Keep in mind, Paschall was having his way with teammates that won the national championship. They had trouble coping with his knack for scoring, his 6-foot-6, 250-pound physique and a vertical leap that approaches 40 inches.
Paschall brought many of his offensive tools to Villanova. His defensive tools required some work, which Wright and assistant coach Kyle Neptune were willing to give. With their aid, Paschall became a capable defender.
With Paschall playing a key role as a junior, the Wildcats won their second national title in three seasons. He was named to the Final Four All-Tournament team that year and then returned for his senior season, after which he was a unanimously voted All-Big East first team.
“Those four years at Villanova were not the easiest,” Paschall says. “But it taught me a lot. That’s his program. It taught me a lot in terms of having a good attitude every day That’s the one thing you can control.”
The Warriors are delighted with Paschall, their second-round draft pick No. 41 overall, who has earned significant playing time at power forward while also getting minutes at small forward.
“I know how much he respects coaching,” Wright says. “If you go through his career. Jerry Quinn at St. Thomas More, Tom Pecora, myself and now Steve Kerr. He always talks about how great his coaches were at every spot. That’s why he’s such a great player.”
No coach thus far has made an imprint as deep as Wright.
“He’s a competitor. He wants to win,” Paschall says. “I know how he is as a coach and it’s very intense. He wants the best for his kids. I really appreciate everything he’s done in terms of how he presented Villanova to me. He kept it honest and put me through four years of college basketball.
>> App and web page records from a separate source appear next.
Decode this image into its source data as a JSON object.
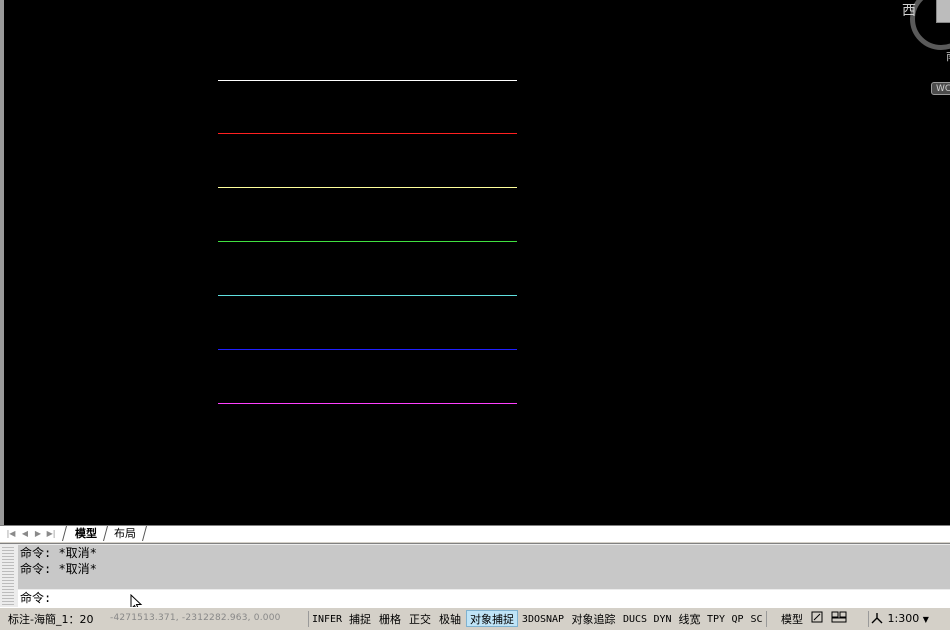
{
  "viewcube": {
    "west": "西",
    "south": "南",
    "wcs": "WCS"
  },
  "lines": [
    {
      "color": "#ffffff"
    },
    {
      "color": "#ff2020"
    },
    {
      "color": "#ffff9c"
    },
    {
      "color": "#40e040"
    },
    {
      "color": "#60e0e0"
    },
    {
      "color": "#2020ff"
    },
    {
      "color": "#ff40ff"
    }
  ],
  "tabs": {
    "model": "模型",
    "layout": "布局"
  },
  "command": {
    "history": [
      "命令: *取消*",
      "命令: *取消*"
    ],
    "prompt": "命令:"
  },
  "status": {
    "style": "标注-海簡_1：20",
    "coords": "-4271513.371, -2312282.963, 0.000",
    "buttons": [
      {
        "label": "INFER",
        "on": false,
        "mono": true
      },
      {
        "label": "捕捉",
        "on": false,
        "mono": false
      },
      {
        "label": "栅格",
        "on": false,
        "mono": false
      },
      {
        "label": "正交",
        "on": false,
        "mono": false
      },
      {
        "label": "极轴",
        "on": false,
        "mono": false
      },
      {
        "label": "对象捕捉",
        "on": true,
        "mono": false
      },
      {
        "label": "3DOSNAP",
        "on": false,
        "mono": true
      },
      {
        "label": "对象追踪",
        "on": false,
        "mono": false
      },
      {
        "label": "DUCS",
        "on": false,
        "mono": true
      },
      {
        "label": "DYN",
        "on": false,
        "mono": true
      },
      {
        "label": "线宽",
        "on": false,
        "mono": false
      },
      {
        "label": "TPY",
        "on": false,
        "mono": true
      },
      {
        "label": "QP",
        "on": false,
        "mono": true
      },
      {
        "label": "SC",
        "on": false,
        "mono": true
      }
    ],
    "model_label": "模型",
    "scale": "1:300"
  }
}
“I feel (going to) Villanova is the greatest decision I’ve made in my whole life.”